Recorded data
Segment Open

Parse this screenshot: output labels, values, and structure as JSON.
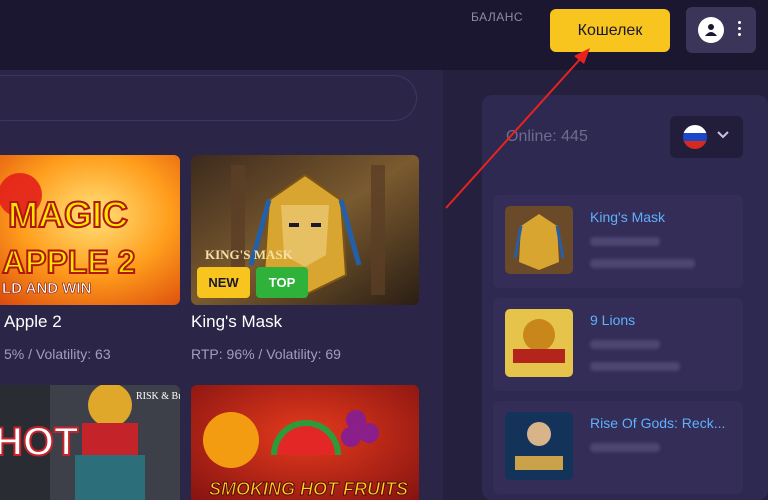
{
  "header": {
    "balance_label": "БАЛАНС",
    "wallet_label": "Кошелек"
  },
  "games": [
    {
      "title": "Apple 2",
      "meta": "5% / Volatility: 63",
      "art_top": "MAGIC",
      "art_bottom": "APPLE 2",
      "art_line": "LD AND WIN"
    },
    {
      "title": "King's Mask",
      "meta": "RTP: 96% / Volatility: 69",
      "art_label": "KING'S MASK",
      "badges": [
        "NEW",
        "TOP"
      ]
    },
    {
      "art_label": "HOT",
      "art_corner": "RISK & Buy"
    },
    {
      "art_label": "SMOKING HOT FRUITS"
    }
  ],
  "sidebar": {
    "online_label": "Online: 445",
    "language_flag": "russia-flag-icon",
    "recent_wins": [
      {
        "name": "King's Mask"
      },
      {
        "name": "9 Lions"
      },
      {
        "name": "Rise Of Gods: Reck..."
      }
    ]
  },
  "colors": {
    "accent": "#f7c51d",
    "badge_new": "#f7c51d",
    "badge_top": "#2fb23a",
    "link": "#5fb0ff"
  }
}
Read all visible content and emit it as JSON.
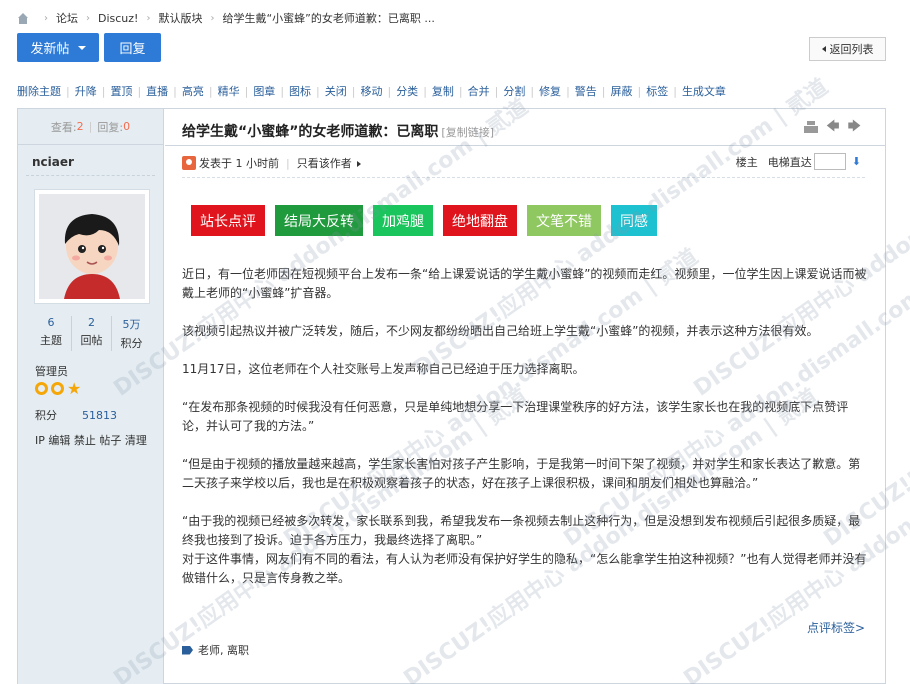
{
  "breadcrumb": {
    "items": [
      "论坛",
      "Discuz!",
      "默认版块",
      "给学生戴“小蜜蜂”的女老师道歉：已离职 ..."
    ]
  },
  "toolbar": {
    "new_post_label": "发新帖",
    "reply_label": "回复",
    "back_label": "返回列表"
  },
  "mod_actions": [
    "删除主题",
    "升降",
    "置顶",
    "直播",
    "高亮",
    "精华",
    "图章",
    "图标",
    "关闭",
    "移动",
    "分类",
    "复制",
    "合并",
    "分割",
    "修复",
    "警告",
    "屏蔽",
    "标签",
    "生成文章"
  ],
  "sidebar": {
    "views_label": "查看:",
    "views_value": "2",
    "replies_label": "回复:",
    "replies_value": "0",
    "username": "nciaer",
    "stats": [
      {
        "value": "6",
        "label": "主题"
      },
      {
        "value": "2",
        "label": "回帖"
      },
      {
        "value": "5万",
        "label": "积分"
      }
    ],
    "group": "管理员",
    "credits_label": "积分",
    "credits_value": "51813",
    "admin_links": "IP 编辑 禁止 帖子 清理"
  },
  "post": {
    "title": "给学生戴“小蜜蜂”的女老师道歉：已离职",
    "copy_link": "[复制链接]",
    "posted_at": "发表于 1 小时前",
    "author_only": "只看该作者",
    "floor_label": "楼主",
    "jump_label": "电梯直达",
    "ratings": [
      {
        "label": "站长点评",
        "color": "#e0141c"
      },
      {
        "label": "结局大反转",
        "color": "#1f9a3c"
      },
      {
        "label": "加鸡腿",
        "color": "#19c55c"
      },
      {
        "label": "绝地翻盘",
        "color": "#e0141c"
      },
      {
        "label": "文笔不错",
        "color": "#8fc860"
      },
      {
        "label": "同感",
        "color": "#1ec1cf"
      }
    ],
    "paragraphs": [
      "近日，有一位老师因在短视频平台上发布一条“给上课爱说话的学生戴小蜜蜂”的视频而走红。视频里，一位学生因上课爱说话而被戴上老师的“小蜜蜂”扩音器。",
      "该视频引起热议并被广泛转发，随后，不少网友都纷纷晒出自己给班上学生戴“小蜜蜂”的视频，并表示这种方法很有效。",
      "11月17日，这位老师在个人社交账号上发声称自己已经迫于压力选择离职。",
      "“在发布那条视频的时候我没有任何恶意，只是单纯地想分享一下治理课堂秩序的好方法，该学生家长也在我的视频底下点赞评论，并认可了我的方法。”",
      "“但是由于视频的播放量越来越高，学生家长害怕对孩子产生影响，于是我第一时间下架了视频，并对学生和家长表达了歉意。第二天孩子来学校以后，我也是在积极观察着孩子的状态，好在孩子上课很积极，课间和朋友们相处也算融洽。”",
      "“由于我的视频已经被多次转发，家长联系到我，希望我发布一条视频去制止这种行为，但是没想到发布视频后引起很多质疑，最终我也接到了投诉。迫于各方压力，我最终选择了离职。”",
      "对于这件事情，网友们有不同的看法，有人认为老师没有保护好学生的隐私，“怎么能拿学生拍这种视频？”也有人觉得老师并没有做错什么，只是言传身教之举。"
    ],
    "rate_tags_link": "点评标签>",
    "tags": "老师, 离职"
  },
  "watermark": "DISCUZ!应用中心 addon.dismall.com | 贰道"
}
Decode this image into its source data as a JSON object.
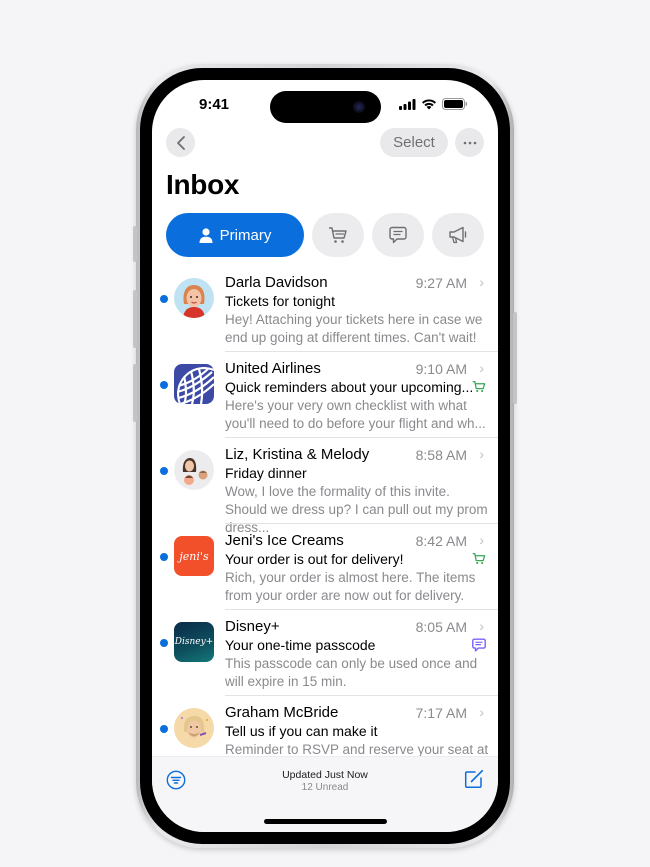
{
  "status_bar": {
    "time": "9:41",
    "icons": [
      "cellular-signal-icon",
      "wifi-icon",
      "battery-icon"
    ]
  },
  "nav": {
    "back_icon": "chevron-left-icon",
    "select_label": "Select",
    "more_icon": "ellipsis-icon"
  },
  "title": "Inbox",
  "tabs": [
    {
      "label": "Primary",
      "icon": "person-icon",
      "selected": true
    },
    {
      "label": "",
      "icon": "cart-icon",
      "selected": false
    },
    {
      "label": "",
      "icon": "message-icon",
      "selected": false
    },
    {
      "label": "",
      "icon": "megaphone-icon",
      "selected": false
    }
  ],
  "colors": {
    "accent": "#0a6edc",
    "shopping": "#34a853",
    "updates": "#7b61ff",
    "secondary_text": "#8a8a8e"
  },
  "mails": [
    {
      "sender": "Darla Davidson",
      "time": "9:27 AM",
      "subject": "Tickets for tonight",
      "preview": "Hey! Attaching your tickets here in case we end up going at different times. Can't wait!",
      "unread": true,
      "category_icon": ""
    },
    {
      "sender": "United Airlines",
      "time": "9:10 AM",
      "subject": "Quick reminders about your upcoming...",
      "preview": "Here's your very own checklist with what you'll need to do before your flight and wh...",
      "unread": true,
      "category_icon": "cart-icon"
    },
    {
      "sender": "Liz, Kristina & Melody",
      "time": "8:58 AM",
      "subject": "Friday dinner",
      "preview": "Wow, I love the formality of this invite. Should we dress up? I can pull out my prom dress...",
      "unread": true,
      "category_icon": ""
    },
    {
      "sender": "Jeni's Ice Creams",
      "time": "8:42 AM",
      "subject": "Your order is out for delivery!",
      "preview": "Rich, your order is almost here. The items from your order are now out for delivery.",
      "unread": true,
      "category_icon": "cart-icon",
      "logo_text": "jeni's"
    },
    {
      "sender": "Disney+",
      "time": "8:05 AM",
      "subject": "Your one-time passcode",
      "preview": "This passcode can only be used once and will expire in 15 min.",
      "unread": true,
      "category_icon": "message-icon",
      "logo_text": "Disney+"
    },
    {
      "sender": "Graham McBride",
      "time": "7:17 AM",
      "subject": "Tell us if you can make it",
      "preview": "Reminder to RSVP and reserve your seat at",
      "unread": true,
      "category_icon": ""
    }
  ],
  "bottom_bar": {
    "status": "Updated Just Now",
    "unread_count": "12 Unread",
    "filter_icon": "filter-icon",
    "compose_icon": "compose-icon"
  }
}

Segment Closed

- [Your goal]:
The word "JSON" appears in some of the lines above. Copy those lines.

- [Output]:
Parse this screenshot: output labels, values, and structure as JSON.
Read all visible content and emit it as JSON.
Decode this image into its source data as a JSON object.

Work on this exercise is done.